Yet during the course of the game it was United’s width which had won them time and space, which had stretched Everton and forced gaps down the flanks for the Reds to exploit. It was the work of Anthony Martial and Mkhitaryan which had helped to take some of the pressure away from Zlatan Ibrahimovic after the Swede had spent much of the opening half struggling to hold the ball up and lift the burden from the remainder of his side. Only as United began to use their wide players more effectively had they got on top.
So why not seek to use the option which had served them best as a way of relieving pressure? Why resort to the base level of football demonstrated by Ronald Koeman’s side in an attempt to fight fire with fire? Of course, Mourinho would have insisted it was a masterstroke of a move if Fellaini had not brought down Idrissa Gueye to hand Baines the chance to convert from 12 yards, but getting the right result doesn’t make every decision made on the way the correct one.
Wenger spent years saying that 4-4-2 was the way forward because it covered more area than any other formation. “I think 4-4-2 is simply the most rational formation in most cases,” he claimed “In fact, it’s the essence of reason. With a 4-4-2, 60% of your players are occupying 60% of the pitch. No other formation is as efficient in covering space.” Now Mourinho insists the only way to withstand aerial pressure is the introduction of a Fellaini. Is this really the progressive way or is it a manager sticking to worn ideas about playing the percentages?
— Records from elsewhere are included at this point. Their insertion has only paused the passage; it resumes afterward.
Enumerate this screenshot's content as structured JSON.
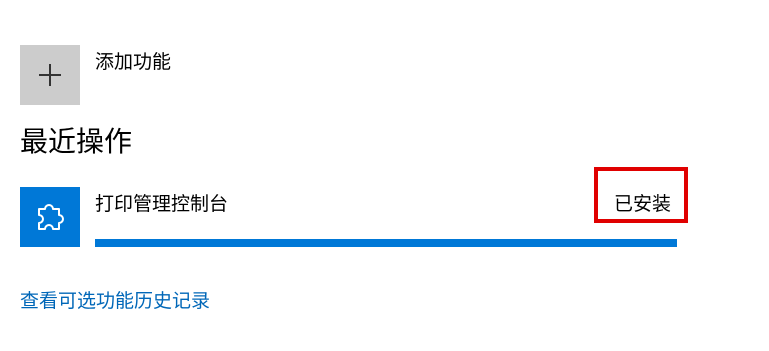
{
  "add_feature": {
    "icon": "plus-icon",
    "label": "添加功能"
  },
  "recent_actions": {
    "title": "最近操作",
    "items": [
      {
        "icon": "puzzle-piece-icon",
        "name": "打印管理控制台",
        "status": "已安装",
        "progress": 1.0
      }
    ]
  },
  "history_link": {
    "label": "查看可选功能历史记录"
  },
  "colors": {
    "accent": "#0078d7",
    "link": "#0067b8",
    "highlight": "#e00000",
    "tile_gray": "#cccccc"
  }
}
Or is he just unthinkingly falling back on old-school tactics when there are other solutions to be found if only he will consider them?
Mourinho has spent much of his time since arriving at Old Trafford reminding people that it is only 18 months since he last won a Premier League title, making regular digs about Wenger’s lack of success after 2004. But with every game he appears to be lending further weight to the argument that he, like Wenger, is a man of tired principles who needs to find a way to think more like a modern, progressive manager.